DIRECTIONS FOR THIS TASK: Each line of the data below should be repeated exactly.
── LISTED RECORDS ──
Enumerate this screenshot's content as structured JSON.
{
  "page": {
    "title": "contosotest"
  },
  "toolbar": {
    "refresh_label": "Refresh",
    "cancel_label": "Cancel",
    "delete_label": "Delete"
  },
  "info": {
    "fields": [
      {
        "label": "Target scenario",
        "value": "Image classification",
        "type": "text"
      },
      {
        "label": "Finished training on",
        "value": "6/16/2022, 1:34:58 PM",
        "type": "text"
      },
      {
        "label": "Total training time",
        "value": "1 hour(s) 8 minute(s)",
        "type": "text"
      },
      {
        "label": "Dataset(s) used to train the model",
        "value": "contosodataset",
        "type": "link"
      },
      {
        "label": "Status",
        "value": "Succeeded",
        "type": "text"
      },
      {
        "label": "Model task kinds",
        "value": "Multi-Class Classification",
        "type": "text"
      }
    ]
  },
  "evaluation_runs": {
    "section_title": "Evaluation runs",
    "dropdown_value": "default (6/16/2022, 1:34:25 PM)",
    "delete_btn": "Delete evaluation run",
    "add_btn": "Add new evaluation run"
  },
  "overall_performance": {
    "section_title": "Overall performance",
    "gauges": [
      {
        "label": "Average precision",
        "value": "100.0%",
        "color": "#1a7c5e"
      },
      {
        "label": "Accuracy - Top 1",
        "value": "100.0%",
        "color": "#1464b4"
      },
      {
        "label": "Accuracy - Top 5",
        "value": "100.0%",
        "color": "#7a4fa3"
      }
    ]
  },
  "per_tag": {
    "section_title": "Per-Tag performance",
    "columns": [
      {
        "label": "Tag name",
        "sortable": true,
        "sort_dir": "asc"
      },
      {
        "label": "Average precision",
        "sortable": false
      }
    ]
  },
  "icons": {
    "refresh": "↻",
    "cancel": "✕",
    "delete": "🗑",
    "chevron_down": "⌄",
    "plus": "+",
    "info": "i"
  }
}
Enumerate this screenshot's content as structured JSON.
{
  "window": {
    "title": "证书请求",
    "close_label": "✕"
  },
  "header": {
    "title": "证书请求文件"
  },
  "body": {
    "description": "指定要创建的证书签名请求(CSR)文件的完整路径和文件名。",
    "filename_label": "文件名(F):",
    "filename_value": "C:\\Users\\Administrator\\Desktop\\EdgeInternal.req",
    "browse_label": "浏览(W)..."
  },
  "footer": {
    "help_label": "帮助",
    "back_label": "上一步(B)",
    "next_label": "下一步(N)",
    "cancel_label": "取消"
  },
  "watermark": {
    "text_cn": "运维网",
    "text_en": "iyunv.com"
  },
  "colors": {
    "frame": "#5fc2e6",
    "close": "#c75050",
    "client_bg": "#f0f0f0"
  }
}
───
TASK ANSWER:
Enumerate this screenshot's content as structured JSON.
{
  "page": {
    "title": "contosotest"
  },
  "toolbar": {
    "refresh_label": "Refresh",
    "cancel_label": "Cancel",
    "delete_label": "Delete"
  },
  "info": {
    "fields": [
      {
        "label": "Target scenario",
        "value": "Image classification",
        "type": "text"
      },
      {
        "label": "Finished training on",
        "value": "6/16/2022, 1:34:58 PM",
        "type": "text"
      },
      {
        "label": "Total training time",
        "value": "1 hour(s) 8 minute(s)",
        "type": "text"
      },
      {
        "label": "Dataset(s) used to train the model",
        "value": "contosodataset",
        "type": "link"
      },
      {
        "label": "Status",
        "value": "Succeeded",
        "type": "text"
      },
      {
        "label": "Model task kinds",
        "value": "Multi-Class Classification",
        "type": "text"
      }
    ]
  },
  "evaluation_runs": {
    "section_title": "Evaluation runs",
    "dropdown_value": "default (6/16/2022, 1:34:25 PM)",
    "delete_btn": "Delete evaluation run",
    "add_btn": "Add new evaluation run"
  },
  "overall_performance": {
    "section_title": "Overall performance",
    "gauges": [
      {
        "label": "Average precision",
        "value": "100.0%",
        "color": "#1a7c5e"
      },
      {
        "label": "Accuracy - Top 1",
        "value": "100.0%",
        "color": "#1464b4"
      },
      {
        "label": "Accuracy - Top 5",
        "value": "100.0%",
        "color": "#7a4fa3"
      }
    ]
  },
  "per_tag": {
    "section_title": "Per-Tag performance",
    "columns": [
      {
        "label": "Tag name",
        "sortable": true,
        "sort_dir": "asc"
      },
      {
        "label": "Average precision",
        "sortable": false
      }
    ]
  },
  "icons": {
    "refresh": "↻",
    "cancel": "✕",
    "delete": "🗑",
    "chevron_down": "⌄",
    "plus": "+",
    "info": "i"
  }
}
Enumerate this screenshot's content as structured JSON.
{
  "window": {
    "title": "证书请求",
    "close_label": "✕"
  },
  "header": {
    "title": "证书请求文件"
  },
  "body": {
    "description": "指定要创建的证书签名请求(CSR)文件的完整路径和文件名。",
    "filename_label": "文件名(F):",
    "filename_value": "C:\\Users\\Administrator\\Desktop\\EdgeInternal.req",
    "browse_label": "浏览(W)..."
  },
  "footer": {
    "help_label": "帮助",
    "back_label": "上一步(B)",
    "next_label": "下一步(N)",
    "cancel_label": "取消"
  },
  "watermark": {
    "text_cn": "运维网",
    "text_en": "iyunv.com"
  },
  "colors": {
    "frame": "#5fc2e6",
    "close": "#c75050",
    "client_bg": "#f0f0f0"
  }
}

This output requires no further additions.